I adore fairy tales. My mom read them to me as a little kid, and I picked them up on my own as I learned to read for myself. One of my favorite classes I ever took in college was on fairy tales and myths, and I love finding new interpretations and versions that I’ve not run across before. The Emperor’s Nightingale and Other Feathery Tales by Jane Ray is an oh-so-fun collection of tales that all involve birds.
Many of the tales (tails?) are ones that I’m familiar with. I memorized “The Owl and the Pussycat” by Edward Lear in second grade and still have most of it memorized. It was such a fun poem and appealed to my silly nature, too. It was fun to reread it (again) and share it with the wee ones.

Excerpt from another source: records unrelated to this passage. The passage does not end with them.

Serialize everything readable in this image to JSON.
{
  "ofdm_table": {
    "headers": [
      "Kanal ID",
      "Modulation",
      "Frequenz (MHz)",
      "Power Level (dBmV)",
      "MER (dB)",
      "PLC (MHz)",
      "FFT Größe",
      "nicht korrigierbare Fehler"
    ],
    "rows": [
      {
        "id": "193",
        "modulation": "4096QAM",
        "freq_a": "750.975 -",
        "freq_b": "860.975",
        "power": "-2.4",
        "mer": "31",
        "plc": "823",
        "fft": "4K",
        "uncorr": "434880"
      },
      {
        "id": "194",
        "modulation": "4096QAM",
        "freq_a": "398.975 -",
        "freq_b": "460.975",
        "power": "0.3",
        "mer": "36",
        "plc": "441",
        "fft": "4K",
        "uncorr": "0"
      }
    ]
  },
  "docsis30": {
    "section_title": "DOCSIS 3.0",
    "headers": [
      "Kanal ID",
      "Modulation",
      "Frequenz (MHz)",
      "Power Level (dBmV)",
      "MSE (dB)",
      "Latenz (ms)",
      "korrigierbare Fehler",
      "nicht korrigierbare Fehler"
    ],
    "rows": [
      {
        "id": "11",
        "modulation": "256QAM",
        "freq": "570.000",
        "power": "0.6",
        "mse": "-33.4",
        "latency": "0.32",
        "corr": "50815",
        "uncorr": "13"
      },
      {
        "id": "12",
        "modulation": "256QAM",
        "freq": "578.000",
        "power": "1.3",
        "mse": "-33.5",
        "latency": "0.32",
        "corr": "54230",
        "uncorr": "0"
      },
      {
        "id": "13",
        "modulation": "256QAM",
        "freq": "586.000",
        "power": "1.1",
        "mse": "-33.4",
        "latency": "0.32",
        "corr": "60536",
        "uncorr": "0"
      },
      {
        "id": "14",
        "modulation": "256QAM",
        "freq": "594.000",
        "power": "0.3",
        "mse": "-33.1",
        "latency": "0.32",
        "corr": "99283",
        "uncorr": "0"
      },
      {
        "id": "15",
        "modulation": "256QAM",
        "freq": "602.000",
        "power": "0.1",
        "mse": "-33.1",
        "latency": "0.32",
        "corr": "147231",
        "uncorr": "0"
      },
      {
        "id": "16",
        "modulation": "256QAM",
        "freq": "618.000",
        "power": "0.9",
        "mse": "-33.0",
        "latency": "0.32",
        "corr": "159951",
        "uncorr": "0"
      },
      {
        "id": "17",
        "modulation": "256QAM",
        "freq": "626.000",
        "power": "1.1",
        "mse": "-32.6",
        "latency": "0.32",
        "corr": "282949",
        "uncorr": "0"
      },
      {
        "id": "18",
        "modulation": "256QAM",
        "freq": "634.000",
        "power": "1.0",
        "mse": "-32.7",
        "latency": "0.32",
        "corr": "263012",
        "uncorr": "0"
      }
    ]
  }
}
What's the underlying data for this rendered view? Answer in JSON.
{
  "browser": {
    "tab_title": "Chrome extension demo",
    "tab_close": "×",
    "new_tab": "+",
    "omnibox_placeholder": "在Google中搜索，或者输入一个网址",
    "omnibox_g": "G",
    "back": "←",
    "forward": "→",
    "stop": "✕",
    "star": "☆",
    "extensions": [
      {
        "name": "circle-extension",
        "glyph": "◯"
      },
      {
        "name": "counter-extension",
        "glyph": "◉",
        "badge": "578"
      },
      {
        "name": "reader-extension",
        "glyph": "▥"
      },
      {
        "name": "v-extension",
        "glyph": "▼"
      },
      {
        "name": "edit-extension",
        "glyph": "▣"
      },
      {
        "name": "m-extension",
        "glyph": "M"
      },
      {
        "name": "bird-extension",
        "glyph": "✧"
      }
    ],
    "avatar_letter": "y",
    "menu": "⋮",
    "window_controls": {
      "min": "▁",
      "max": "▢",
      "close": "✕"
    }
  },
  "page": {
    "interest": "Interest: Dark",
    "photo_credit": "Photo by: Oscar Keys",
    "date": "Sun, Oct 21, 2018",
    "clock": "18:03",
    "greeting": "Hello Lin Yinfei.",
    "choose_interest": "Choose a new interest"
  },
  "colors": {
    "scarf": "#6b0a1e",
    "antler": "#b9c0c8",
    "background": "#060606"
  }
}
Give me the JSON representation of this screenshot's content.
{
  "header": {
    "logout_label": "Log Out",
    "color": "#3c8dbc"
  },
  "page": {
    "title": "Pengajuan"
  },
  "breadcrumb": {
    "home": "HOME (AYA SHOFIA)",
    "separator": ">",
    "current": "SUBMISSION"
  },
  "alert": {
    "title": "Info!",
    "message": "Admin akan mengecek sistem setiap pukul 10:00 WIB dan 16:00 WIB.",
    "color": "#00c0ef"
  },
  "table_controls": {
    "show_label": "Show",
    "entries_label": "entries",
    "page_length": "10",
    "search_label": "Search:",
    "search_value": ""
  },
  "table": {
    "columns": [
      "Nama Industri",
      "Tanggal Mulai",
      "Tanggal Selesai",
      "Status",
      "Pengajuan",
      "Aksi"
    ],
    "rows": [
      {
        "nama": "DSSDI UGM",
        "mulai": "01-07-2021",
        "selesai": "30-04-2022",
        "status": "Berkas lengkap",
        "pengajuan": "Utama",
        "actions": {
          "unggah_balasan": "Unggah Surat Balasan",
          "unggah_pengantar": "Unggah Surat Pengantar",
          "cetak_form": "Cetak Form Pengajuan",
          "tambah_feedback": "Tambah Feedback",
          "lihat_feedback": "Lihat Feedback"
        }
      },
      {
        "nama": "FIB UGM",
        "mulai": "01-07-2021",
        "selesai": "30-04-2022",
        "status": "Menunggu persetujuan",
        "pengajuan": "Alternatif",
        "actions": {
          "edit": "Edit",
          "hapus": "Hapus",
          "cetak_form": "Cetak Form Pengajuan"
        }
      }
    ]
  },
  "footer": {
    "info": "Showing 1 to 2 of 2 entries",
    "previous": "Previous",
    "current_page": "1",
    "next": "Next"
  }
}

There are twelve different stories in the book ranging from the familiar “Noah’s Ark” and less common “Jorinda and Joringel” (a Grimm Brothers fairy tale) to “The Jackdaw of Rheims” and “Mulungu Paints the Birds” that I’d never heard of before.
Almost every story or poem has a quick introduction form Jane Ray that talks about why she chose that story and what about it appeals to her. I love having the perspective of the author that gives me something to look for outside my own view when reading, but it’s easy enough to skip over when sharing the quick stories with the wee ones.
She has also included gorgeous illustrations with each story that continue the fanciful vein of the book. They are adorable and bring to life each of the stories even more. My personal favorite was the jackdaw who was bathing in the lavender perfumed water meant for guests at the archbishop’s feast. The images help break up the large font text to make it easier for new readers to digest. Between that and the periodic colored backgrounds of the pages, the book is a delight to look at as well as read.
The mixture of stories is clever and intriguing. The only real issue I have with the book is that there are some editing issues. As you go from page to page, you are certain that you’ve accidentally skipped a page because the first word on the next page doesn’t always match with the last word on the previous page. I was surprised by how often sentences weren’t finished from one page to another and in one case a paragraph was repeated from the previous page before continuing the story. I found it somewhat annoying, but there wasn’t enough missing for me to not follow the stories. I can see it being more frustrating to younger readers who might not have the experience to fill in the missing words.
The stories are great, and I am sure that future editions will fix these minor editing errors to make it more pleasant for all to read.
Written by Michelle who goes back to her second grade days in Belgium where she loved talking about the land where the BONNGGGGG trees grow. See what else she remembers on her blog Honest & Truly! or follow along with her on Twitter where she is also @HonestAndTruly.